The break statement lets you stop loop execution in HTML programming, even if the stop expression conditions aren’t met. There are many reasons to use the break statement. For example, you might want to stop loop execution when the application experiences an error. The following example shows how to use a break statement to stop application execution.
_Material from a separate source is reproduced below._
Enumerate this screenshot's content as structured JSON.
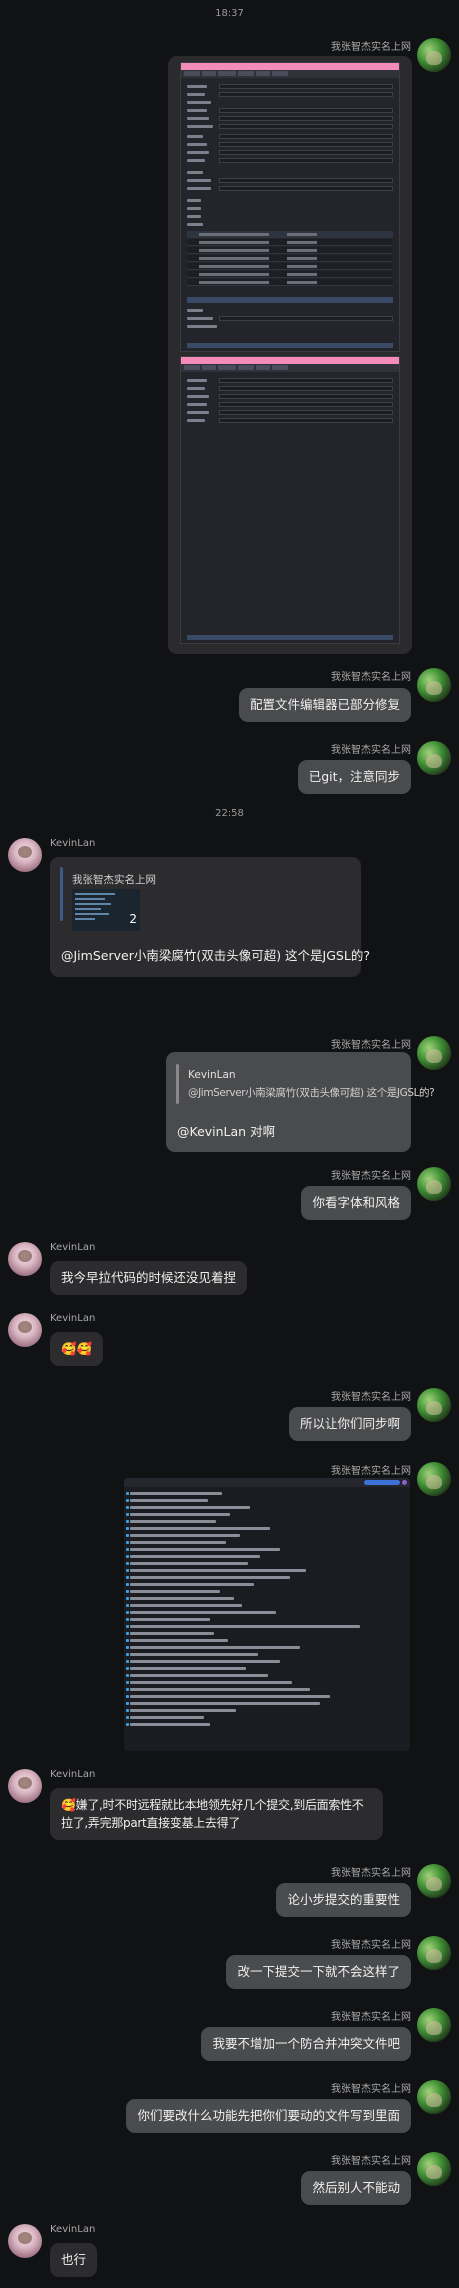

In this case, processing stops when the application finds data of the incorrect type.

function OptionalArgument(param)
  // Determine whether there were any params passed.
  if (arguments.length == 0)
   // Display an error message and exit.
   document.getElementById("Result").innerHTML =
     "Nothing Passed!";
  // Create a string to hold the arguments.
  var Result = new String();
  // Process each of the arguments in turn.
  for (var i = 0; i < arguments.length; i++)
   // Verify that the argument is of the right type.
   if (typeof(arguments[i]) != 'string')
     // When the argument is incorrect, stop
     // loop execution.
   // Add to the argument string.
   Result += arguments[i] + "<br />";
  // Display the results onscreen.
  document.getElementById("Result").innerHTML = Result;
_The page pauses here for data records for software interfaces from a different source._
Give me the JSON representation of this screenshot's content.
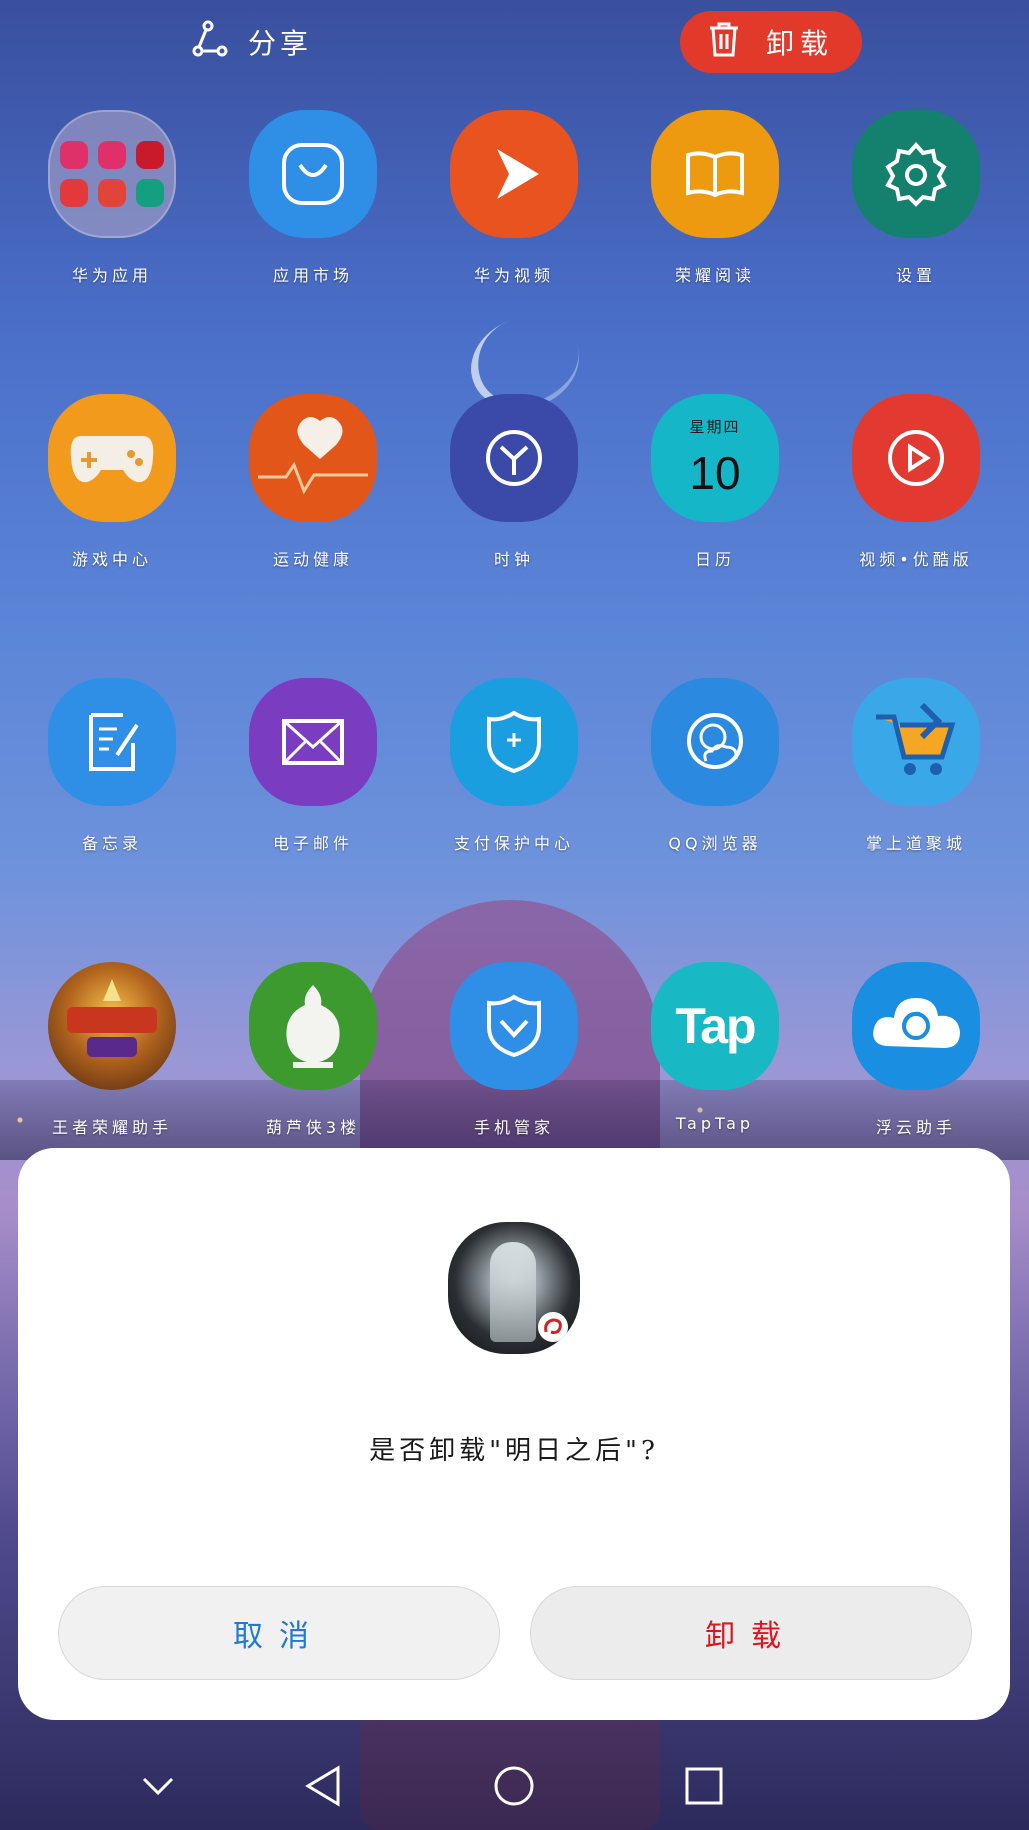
{
  "topbar": {
    "share_label": "分享",
    "share_icon": "share-icon",
    "uninstall_label": "卸载",
    "uninstall_icon": "trash-icon",
    "uninstall_color": "#e23a2a"
  },
  "apps": [
    {
      "label": "华为应用",
      "icon": "folder-icon",
      "color": "#b4aac8"
    },
    {
      "label": "应用市场",
      "icon": "app-market-icon",
      "color": "#2f8ee6"
    },
    {
      "label": "华为视频",
      "icon": "video-play-icon",
      "color": "#e8531f"
    },
    {
      "label": "荣耀阅读",
      "icon": "book-icon",
      "color": "#ee9a10"
    },
    {
      "label": "设置",
      "icon": "gear-icon",
      "color": "#14806e"
    },
    {
      "label": "游戏中心",
      "icon": "gamepad-icon",
      "color": "#f29a1b"
    },
    {
      "label": "运动健康",
      "icon": "heart-pulse-icon",
      "color": "#e2561a"
    },
    {
      "label": "时钟",
      "icon": "clock-icon",
      "color": "#3b4aa8"
    },
    {
      "label": "日历",
      "icon": "calendar-icon",
      "color": "#14b6c8",
      "day": "星期四",
      "date": "10"
    },
    {
      "label": "视频•优酷版",
      "icon": "play-circle-icon",
      "color": "#e23a30"
    },
    {
      "label": "备忘录",
      "icon": "memo-icon",
      "color": "#2f8ee6"
    },
    {
      "label": "电子邮件",
      "icon": "mail-icon",
      "color": "#7a3cc0"
    },
    {
      "label": "支付保护中心",
      "icon": "shield-icon",
      "color": "#1a9ee0"
    },
    {
      "label": "QQ浏览器",
      "icon": "browser-icon",
      "color": "#2b8ae0"
    },
    {
      "label": "掌上道聚城",
      "icon": "shopping-cart-icon",
      "color": "#3aa8e8"
    },
    {
      "label": "王者荣耀助手",
      "icon": "game-assistant-icon",
      "color": "#7a3a18"
    },
    {
      "label": "葫芦侠3楼",
      "icon": "gourd-icon",
      "color": "#3d9a2e"
    },
    {
      "label": "手机管家",
      "icon": "phone-manager-icon",
      "color": "#2f8ee6"
    },
    {
      "label": "TapTap",
      "icon": "taptap-icon",
      "color": "#18b9c4",
      "text": "Tap"
    },
    {
      "label": "浮云助手",
      "icon": "cloud-icon",
      "color": "#1a8ee0"
    }
  ],
  "dialog": {
    "app_icon": "app-icon-tomorrow",
    "message": "是否卸载\"明日之后\"?",
    "cancel_label": "取消",
    "confirm_label": "卸载",
    "cancel_color": "#1e7ad6",
    "confirm_color": "#e0141e"
  },
  "navbar": {
    "items": [
      "chevron-down-icon",
      "back-icon",
      "home-icon",
      "recents-icon"
    ]
  }
}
In this case, the example stops processing the input arguments immediately after finding an input argument of a type other than string. Consequently, when the application calls OptionalArgument('Red', 'Green', 'Blue'), the application displays all three arguments.

However, when the application calls OptionalArgument('Red', 'Green', true, 'Orange'), it displays only Red and Green. Even though Orange is also a correct argument, it appears after true, which is an incorrect argument. Execution stops with true. If the application were to call OptionalArgument(true, 'Red', 'Yellow', 'Orange'), the output would be blank because the first argument is incorrect.

The break statement is used as an exceptional condition. You stop execution because the loop can’t continue for some reason. As a consequence, the break statement normally appears as part of an if structure. The if statement defines the exceptional condition. Any loop cleanup you want to perform, such as finalizing a variable’s state, must appear before the break statement.